BOSTON – At the end of the day, it was simply a game where the Bruins allowed themselves to get outworked in the third period and overtime. 

The B’s held a three-goal lead in the second period and still enjoyed a two-goal lead in the third period, but eventually dropped a frustrating, futile 5-4 overtime loss to the Buffalo Sabres at TD Garden on Saturday night. It was clear to most speaking after the game that the Bruins eased up on the gas pedal once they’d scored their fourth goal of the game in the second period, and simply watched as the Sabres stomped all over them in the game’s second half. 

“I think we might have been a little bit too scared to play [in the third period], you know?
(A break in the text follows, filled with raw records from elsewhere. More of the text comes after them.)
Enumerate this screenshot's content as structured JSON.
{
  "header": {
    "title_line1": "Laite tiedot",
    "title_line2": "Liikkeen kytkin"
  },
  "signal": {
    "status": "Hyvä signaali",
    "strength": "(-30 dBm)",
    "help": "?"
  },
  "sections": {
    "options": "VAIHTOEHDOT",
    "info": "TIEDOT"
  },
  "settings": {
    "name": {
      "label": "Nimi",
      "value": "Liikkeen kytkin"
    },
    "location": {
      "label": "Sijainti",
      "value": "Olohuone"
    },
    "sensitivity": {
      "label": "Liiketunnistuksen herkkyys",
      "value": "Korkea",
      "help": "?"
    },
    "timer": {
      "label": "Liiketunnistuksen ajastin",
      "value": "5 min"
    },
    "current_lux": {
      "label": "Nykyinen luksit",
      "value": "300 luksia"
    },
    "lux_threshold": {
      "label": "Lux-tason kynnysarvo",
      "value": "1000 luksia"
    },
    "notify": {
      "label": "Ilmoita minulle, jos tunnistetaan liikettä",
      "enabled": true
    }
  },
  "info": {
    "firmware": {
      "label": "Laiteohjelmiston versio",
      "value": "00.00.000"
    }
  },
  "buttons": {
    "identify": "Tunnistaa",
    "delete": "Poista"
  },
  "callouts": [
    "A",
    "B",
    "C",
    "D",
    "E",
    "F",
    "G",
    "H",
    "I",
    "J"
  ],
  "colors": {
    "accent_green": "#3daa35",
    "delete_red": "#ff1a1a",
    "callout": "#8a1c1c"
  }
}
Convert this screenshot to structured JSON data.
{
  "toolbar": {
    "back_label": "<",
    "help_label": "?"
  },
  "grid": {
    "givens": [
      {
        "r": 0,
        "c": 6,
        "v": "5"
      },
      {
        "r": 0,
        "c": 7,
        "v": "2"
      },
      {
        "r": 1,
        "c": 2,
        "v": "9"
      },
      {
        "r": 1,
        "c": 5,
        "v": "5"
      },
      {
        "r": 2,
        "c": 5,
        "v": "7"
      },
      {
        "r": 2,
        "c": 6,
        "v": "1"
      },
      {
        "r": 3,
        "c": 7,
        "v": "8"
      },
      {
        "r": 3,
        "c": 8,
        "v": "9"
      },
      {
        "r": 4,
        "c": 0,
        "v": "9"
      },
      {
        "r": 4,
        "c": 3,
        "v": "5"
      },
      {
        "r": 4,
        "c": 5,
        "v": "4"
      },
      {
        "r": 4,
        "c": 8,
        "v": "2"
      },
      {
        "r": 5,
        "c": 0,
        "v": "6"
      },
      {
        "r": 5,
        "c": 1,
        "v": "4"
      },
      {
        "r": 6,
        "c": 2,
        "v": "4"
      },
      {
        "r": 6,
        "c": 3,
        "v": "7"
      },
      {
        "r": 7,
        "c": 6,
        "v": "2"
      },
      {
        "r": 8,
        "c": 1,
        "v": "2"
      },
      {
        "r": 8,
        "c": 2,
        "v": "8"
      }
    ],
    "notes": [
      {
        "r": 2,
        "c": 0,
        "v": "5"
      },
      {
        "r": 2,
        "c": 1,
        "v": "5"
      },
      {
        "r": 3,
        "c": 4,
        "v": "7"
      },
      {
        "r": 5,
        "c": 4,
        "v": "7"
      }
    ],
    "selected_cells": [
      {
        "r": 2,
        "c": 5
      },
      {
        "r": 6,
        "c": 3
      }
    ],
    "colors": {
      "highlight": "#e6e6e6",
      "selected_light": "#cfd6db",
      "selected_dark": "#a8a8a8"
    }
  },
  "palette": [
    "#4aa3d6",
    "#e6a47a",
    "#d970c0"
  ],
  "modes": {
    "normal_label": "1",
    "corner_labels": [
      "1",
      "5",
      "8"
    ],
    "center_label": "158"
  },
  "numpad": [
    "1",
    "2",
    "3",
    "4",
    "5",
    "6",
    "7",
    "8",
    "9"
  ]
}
We tried to just flip the pucks away, and didn’t make any plays trying to get it in the zone. Instead we should have just kept going like we did in the first two periods,” said David Pastrnak, who scored a pair of goals early in the loss to allow the Bruins to build up the three-goal lead. “Obviously we’re disappointed. We got one point. I think we didn’t play our game in the third period. We kind of stopped playing and they were all over us, and you know, it’s on us. We were the ones that gave them their point, but the first two periods were good. It’s just another learning session.”

To Pastrnak’s point, the Bruins were outshot by a 15-6 margin in the final 20 minutes of regulation and 21-6 overall in the third period and overtime prior to Ryan O’Reilly’s game-winner during 3-on-3 play. It was at this point the Bruins certainly missed stalwart stay-at-home defensemen Adam McQuaid and Kevan Miller in the D-zone, and fell short of qualified penalty killers while trying to burn off a Brandon Carlo interference call at the end of the third period. 

All of that caught up to them once the Bruins loosened their grip on the Sabres, but certainly the feeling is that the loss should’ve been avoidable even if some of the circumstances made it difficult for the Black and Gold. It also should have been avoidable against a Sabres hockey club that was dreadful last season, and is again one of the doormats in the Atlantic Division in the early going thus far. 

“Those are the games you can’t lose. We obviously didn’t do the job there in the third and close it out, but we’re going to have to regroup and work on our game and be better for the next one,” said Brad Marchand. “We didn’t play the game we needed to play. We relaxed a bit and we started losing a few battles in the wrong areas, and you know, they just played better than we did.”

It’s mystifying that any team would need a crash-and-born loss like Saturday night in order to learn any lessons moving forward, and it certainly might have been a different story for the Bruins if they weren’t missing a few big defensive pieces. But that’s not how it went down for the Black and Gold as they sagged under rising pressure from the Sabres, and simply stopped working when the chips were on the table late in Saturday night’s game.